■ **WHAT TO DO**:
Tally the lines of the records below that include the word "author", and write down only that tally.

□ □ □

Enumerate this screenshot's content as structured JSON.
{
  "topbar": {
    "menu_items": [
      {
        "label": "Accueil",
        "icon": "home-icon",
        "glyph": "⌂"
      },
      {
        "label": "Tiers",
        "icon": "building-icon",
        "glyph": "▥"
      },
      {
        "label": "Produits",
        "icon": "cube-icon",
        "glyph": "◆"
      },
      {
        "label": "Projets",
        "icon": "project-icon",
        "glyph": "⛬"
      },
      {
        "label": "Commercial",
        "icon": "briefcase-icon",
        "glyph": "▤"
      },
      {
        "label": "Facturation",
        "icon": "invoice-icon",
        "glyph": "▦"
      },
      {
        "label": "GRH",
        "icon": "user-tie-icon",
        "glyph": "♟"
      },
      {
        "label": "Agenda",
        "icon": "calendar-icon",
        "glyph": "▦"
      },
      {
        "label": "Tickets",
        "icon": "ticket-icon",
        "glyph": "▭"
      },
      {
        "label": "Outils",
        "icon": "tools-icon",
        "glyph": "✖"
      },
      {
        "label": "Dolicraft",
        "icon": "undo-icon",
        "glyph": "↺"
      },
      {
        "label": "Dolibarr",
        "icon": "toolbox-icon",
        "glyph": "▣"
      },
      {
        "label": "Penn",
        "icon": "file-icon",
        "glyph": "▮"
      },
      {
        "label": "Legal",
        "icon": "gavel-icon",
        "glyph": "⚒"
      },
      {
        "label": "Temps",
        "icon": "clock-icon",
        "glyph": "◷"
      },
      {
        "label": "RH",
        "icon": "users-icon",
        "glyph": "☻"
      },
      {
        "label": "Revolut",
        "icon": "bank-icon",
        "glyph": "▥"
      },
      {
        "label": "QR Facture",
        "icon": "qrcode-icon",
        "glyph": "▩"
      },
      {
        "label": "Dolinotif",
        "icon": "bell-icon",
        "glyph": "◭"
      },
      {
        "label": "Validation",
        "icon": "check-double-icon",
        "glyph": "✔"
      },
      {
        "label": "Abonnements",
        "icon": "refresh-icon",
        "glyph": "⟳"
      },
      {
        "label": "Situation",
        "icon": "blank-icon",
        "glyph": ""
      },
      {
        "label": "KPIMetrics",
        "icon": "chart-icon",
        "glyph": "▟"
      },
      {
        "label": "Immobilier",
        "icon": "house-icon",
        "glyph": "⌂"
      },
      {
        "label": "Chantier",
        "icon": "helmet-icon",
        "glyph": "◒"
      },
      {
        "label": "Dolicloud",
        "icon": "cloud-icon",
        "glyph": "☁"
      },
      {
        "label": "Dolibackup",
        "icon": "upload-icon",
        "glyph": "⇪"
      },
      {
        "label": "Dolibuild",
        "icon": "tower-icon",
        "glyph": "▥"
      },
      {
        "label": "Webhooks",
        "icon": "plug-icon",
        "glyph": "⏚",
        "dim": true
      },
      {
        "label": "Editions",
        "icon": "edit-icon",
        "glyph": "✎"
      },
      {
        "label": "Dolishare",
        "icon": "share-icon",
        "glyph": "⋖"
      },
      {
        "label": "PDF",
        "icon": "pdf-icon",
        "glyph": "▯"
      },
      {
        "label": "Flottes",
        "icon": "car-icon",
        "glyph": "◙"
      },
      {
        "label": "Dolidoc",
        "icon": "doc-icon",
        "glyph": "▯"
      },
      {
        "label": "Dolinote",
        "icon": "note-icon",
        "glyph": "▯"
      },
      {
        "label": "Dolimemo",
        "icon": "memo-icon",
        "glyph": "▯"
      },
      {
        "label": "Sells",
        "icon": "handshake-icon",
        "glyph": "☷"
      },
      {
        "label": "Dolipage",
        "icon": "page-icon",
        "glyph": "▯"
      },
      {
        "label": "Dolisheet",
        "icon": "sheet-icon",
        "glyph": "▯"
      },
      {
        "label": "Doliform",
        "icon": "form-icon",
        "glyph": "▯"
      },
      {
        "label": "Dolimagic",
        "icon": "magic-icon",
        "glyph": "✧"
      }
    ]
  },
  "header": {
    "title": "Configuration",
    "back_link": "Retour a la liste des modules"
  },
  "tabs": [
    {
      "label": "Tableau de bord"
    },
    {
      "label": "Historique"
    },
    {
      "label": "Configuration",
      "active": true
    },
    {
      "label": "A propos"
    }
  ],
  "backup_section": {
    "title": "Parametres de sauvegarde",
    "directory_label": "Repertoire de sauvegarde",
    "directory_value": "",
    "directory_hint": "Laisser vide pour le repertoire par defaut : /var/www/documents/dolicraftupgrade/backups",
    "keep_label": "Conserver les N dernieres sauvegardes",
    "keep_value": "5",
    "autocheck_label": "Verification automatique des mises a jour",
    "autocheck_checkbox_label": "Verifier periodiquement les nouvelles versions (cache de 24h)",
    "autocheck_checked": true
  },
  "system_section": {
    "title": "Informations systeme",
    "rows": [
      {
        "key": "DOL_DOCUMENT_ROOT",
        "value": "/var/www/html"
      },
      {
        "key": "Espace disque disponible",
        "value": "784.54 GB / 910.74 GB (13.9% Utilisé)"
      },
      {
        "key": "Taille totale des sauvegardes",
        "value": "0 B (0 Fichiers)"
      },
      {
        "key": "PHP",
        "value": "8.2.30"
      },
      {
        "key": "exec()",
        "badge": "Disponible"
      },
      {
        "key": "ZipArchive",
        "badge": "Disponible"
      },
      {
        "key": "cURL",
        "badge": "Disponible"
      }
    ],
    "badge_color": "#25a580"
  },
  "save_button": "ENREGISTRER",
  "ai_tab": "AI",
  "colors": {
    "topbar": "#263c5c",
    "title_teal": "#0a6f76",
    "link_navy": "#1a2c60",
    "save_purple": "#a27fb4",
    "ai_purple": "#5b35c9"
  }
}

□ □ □

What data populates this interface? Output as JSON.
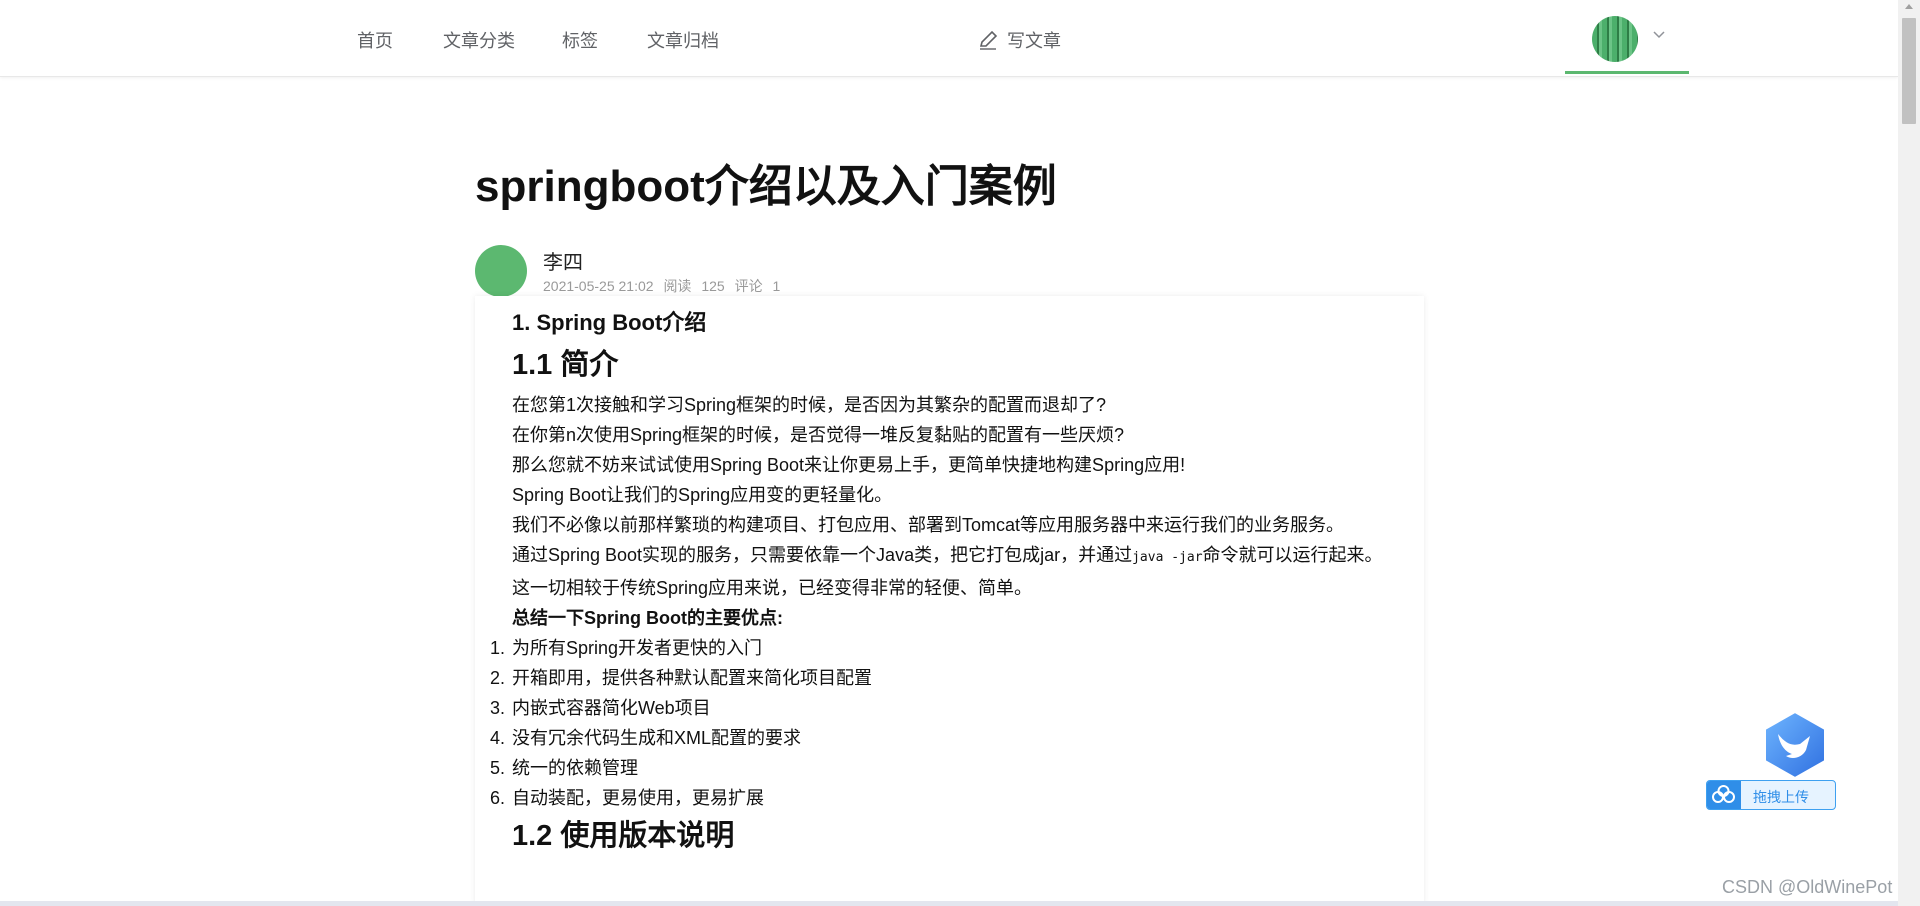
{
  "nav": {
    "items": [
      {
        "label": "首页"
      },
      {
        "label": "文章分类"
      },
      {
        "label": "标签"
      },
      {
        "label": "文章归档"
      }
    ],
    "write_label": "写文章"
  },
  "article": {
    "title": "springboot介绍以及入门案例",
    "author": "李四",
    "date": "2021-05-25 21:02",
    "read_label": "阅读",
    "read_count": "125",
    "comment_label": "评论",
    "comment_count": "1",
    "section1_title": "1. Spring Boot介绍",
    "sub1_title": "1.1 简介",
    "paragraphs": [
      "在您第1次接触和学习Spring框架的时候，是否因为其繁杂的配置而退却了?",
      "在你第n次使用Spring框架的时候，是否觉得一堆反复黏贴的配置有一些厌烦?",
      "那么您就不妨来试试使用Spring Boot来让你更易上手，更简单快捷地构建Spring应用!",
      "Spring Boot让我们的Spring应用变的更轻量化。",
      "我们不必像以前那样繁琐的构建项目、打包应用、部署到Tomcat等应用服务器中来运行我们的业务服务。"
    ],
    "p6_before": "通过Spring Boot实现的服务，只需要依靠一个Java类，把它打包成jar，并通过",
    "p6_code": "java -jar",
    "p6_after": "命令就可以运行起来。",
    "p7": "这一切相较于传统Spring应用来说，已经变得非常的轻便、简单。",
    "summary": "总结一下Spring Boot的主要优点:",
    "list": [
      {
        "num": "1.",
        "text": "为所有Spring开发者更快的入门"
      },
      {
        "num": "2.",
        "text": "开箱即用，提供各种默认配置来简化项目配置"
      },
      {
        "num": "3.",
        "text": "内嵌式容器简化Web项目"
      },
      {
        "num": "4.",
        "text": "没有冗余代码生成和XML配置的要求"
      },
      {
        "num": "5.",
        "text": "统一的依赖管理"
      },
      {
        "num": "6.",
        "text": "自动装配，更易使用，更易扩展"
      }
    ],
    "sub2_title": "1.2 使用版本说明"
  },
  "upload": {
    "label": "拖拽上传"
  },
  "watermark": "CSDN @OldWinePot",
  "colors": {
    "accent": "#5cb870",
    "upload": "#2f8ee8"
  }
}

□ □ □

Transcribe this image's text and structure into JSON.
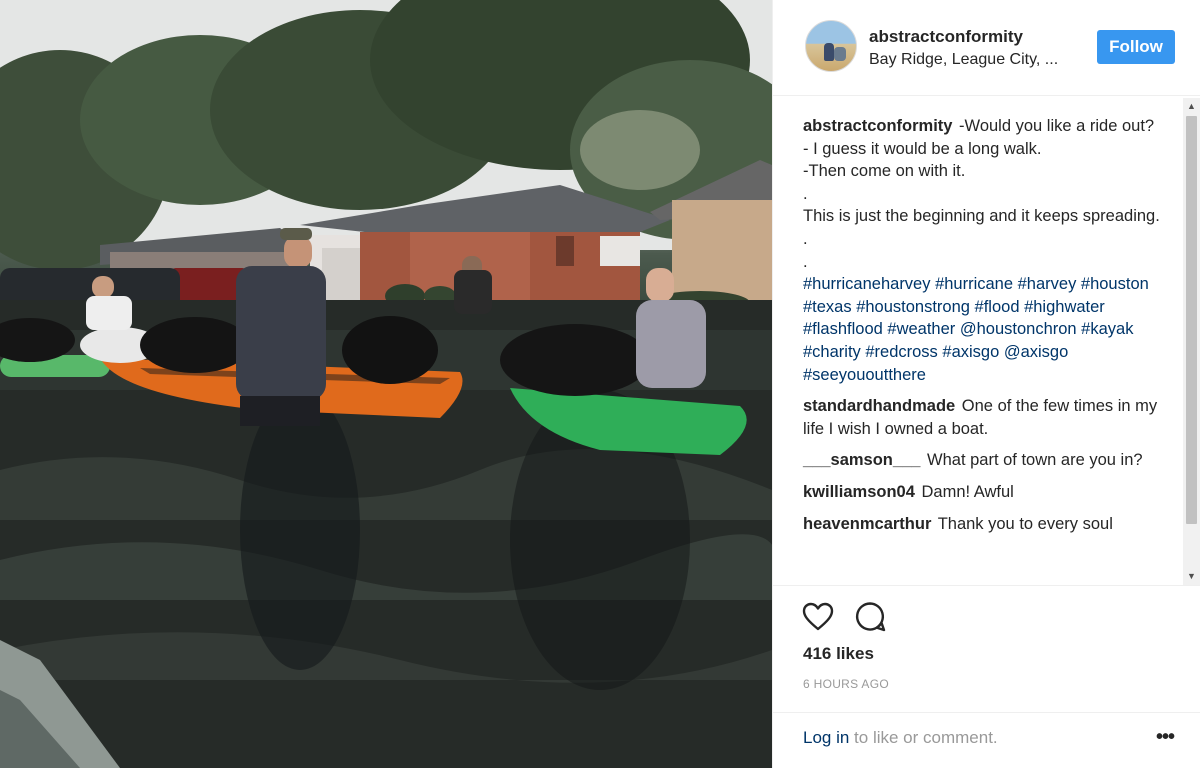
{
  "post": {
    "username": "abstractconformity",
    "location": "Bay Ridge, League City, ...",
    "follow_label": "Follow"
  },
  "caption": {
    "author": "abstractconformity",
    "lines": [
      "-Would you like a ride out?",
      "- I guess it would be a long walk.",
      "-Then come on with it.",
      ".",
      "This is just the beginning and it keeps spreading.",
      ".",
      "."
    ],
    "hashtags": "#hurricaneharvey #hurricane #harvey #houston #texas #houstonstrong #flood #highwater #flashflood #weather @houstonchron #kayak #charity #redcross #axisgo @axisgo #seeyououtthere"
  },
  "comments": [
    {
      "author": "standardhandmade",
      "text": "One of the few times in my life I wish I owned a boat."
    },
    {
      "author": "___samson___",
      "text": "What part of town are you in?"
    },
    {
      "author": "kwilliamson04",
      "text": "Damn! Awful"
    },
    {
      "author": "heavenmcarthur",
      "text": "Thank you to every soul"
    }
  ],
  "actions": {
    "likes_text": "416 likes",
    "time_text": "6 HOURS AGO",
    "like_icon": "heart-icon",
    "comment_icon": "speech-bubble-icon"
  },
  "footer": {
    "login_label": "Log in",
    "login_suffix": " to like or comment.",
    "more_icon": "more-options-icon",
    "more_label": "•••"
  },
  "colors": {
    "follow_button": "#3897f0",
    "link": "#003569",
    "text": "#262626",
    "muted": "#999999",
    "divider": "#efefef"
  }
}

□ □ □

■ **RESPONSE AREA**:
6